I just finished up Chris Guillebeau’s latest book and in two words, do I recommend it? Yes. I only needed one. My reason for that is it had me stopping midway through and taking some action. That doesn’t happen very often.
The Happiness of Pursuit is Guillebeau’s takeaway from studying people who have embarked on some pretty ambitious quests. Oh you know, little things like walking across Turkey, sailing the world solo or completing the MIT computer science curriculum in a single year. No big whoop. Then there’s his own quest of visiting every country on the planet, which he completed by the age of 35. So yeah, the dude has some street cred to write about these things.
Chris interviewed to people around the world about their quests to discover what motivated them, what they had in common and what we could learn from them, no matter what our personal ambitions are. He discusses some areas that any of these adventures have in common: courage, routine, struggle and the importance of community.
While I’m not going to try and cover everything in a short blog post, I will say it was inspiring to hear these stories about people attempting such radical missions. It was comforting to hear that no matter how hard-working or talented these people were, there’s always self-doubt, failure, patience and mundane routine involved. I think it’s important to be reminded of this because all we often hear about is the sexy grand finale achievement.
If you haven’t read any of his work before, it’s a good introduction because it references some of his earlier material like annual reviews (also recommended). Chris doesn’t give you an opportunity to make excuses about not going after what you want in life, but stays humble and open to what your personal quest might be. Really you just get the sense that his end goal isn’t just selling thousands of books, but helping others do some remarkable things. Even if you have no interest in running marathons weekly or setting the world record for the most bird species sighted, there’s a lot you can take from this book and apply to your own career or side projects.
p.s. If you were curious about what the action it inspired me to take, it involved creating a life list (while listening to John Lennon’s Imagine on vinyl, of course).
And p.p.s. We just so happen to have an extra copy of the hardcover.

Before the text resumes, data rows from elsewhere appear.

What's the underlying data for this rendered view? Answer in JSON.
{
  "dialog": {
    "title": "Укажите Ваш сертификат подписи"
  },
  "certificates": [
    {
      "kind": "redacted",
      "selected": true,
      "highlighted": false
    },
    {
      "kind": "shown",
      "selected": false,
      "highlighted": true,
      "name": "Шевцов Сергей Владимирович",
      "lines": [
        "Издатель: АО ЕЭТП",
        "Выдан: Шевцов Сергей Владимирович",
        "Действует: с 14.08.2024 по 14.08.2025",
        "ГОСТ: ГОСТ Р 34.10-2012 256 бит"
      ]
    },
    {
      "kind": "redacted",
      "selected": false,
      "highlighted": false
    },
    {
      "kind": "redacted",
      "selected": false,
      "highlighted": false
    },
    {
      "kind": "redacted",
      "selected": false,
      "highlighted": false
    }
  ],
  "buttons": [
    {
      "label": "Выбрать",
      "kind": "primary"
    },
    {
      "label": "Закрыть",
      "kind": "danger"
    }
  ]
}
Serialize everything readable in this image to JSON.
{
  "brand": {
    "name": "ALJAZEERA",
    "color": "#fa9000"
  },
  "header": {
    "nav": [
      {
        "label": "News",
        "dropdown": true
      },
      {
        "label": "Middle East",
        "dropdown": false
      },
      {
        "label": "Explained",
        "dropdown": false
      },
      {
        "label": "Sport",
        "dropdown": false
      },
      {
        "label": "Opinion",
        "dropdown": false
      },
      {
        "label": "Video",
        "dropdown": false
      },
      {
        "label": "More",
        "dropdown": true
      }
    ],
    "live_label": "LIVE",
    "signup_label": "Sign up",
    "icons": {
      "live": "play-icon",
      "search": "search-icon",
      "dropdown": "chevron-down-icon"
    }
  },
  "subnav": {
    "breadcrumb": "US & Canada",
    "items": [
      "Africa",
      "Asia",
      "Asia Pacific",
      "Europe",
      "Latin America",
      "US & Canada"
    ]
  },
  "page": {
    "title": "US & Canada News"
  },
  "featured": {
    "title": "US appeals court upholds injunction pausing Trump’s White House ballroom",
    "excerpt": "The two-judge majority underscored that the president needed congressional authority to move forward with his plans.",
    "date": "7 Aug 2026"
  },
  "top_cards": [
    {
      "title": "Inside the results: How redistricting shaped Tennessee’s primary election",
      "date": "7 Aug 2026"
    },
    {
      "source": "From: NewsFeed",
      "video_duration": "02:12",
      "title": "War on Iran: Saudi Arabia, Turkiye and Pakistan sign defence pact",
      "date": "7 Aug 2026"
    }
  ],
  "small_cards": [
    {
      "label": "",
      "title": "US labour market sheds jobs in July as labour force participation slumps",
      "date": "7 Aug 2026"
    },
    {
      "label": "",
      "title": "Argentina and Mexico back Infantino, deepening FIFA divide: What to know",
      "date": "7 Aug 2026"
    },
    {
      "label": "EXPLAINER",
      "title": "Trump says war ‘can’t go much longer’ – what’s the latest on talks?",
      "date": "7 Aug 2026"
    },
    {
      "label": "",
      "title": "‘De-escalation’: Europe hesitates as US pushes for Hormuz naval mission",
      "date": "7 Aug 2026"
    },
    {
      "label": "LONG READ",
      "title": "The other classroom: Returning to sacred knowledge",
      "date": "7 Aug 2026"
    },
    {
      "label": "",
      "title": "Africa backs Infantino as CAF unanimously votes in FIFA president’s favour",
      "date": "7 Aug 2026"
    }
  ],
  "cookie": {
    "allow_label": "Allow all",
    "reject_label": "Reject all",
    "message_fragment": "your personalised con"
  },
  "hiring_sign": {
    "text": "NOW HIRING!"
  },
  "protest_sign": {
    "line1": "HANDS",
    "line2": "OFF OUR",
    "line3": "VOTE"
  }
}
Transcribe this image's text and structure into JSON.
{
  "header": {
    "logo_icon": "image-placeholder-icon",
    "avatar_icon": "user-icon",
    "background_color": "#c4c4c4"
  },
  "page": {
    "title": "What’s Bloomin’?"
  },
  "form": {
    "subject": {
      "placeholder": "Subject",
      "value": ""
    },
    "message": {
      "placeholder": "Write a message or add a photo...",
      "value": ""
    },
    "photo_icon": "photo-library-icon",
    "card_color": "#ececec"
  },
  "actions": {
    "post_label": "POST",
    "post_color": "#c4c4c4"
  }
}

Tell us why you’re jonesing to read this in the comments and we’ll pick a winner on 10/16.